══ Exercise materials ══

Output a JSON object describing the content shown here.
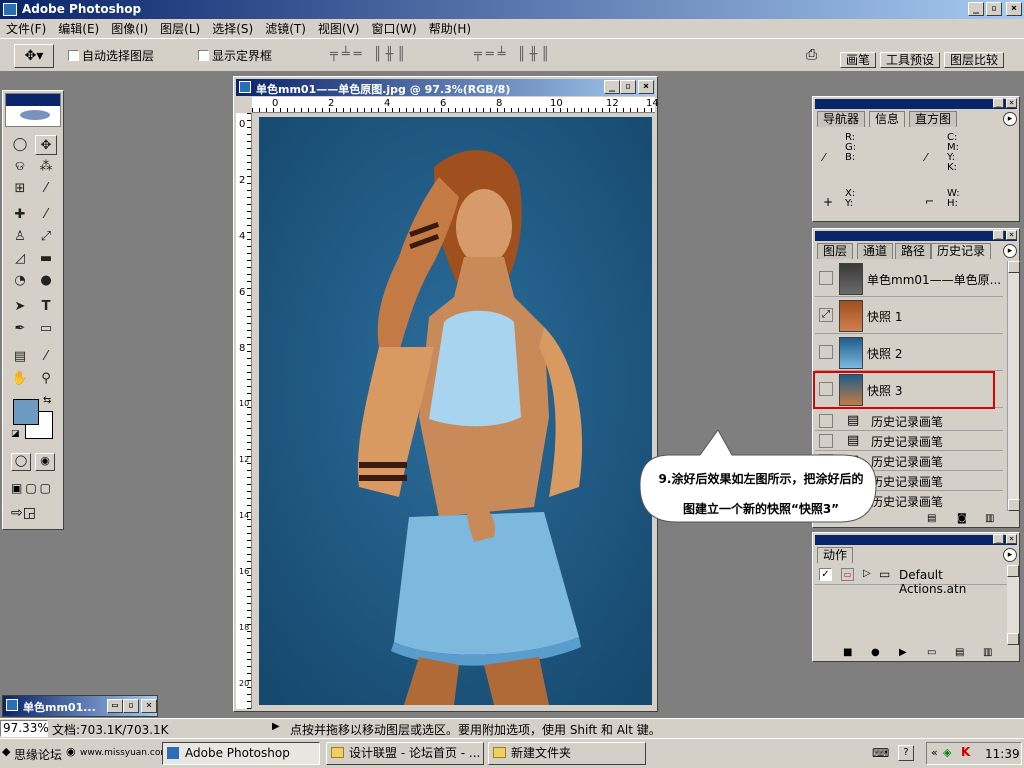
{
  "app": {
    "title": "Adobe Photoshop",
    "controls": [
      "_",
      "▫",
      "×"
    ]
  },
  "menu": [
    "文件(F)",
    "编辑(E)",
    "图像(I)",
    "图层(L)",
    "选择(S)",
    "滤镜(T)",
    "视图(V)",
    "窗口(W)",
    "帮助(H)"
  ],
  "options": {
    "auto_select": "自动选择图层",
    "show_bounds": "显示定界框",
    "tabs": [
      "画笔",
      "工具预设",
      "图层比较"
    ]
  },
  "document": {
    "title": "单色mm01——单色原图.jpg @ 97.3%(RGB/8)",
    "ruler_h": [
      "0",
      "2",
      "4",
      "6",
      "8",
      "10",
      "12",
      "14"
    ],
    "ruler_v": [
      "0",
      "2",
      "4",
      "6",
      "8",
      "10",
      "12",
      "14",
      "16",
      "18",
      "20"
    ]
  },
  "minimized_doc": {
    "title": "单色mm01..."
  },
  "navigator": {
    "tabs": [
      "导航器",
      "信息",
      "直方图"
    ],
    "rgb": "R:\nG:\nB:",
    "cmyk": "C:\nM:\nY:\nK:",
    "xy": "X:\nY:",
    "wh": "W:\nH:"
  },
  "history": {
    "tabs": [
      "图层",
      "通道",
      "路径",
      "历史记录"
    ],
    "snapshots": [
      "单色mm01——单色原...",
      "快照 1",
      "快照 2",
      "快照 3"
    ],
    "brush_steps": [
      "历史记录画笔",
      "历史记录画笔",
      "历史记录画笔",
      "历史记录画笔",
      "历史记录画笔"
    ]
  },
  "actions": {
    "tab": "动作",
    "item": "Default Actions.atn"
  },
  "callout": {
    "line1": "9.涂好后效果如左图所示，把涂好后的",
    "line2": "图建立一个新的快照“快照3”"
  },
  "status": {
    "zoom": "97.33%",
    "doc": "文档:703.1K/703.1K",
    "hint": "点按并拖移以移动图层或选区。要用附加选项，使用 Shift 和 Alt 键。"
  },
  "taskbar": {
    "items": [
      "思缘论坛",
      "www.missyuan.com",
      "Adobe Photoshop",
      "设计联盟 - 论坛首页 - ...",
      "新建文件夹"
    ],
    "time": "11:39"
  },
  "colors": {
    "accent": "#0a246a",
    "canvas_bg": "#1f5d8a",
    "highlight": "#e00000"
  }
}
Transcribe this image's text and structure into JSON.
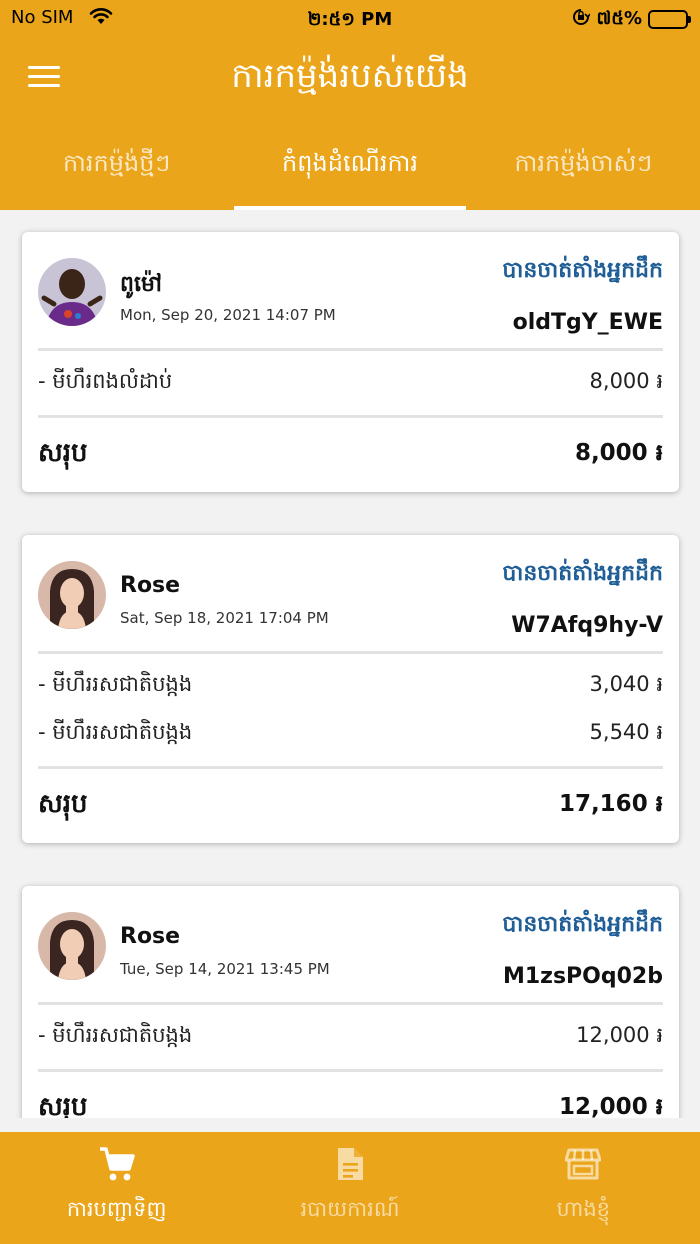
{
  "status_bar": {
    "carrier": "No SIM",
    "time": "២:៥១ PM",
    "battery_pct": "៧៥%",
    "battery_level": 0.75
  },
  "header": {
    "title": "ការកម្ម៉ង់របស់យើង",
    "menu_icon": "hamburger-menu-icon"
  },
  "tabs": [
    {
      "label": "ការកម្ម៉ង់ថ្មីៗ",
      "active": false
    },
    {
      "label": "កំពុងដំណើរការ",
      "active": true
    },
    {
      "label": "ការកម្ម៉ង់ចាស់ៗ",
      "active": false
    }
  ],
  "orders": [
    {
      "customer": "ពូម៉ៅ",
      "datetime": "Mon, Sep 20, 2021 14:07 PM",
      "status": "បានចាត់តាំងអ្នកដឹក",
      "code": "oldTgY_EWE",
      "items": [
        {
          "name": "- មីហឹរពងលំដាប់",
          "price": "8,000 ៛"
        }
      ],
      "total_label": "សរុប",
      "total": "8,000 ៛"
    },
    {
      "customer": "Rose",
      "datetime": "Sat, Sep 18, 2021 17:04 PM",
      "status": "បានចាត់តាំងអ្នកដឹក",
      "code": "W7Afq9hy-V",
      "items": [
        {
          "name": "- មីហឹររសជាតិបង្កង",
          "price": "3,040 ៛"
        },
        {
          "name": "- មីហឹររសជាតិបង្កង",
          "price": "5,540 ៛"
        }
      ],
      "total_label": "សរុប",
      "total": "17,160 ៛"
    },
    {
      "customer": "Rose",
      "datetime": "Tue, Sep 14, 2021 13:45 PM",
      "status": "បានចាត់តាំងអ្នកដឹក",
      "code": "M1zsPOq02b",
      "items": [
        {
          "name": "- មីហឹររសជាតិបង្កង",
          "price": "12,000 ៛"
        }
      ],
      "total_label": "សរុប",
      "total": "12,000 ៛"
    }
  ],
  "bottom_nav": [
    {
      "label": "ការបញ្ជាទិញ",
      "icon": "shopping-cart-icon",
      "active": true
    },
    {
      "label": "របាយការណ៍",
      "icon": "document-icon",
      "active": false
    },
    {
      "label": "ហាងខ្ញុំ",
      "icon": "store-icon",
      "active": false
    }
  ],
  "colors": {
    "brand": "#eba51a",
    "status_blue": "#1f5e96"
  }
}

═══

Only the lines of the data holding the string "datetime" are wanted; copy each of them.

Solution to this problem =>
      "datetime": "Mon, Sep 20, 2021 14:07 PM",
      "datetime": "Sat, Sep 18, 2021 17:04 PM",
      "datetime": "Tue, Sep 14, 2021 13:45 PM",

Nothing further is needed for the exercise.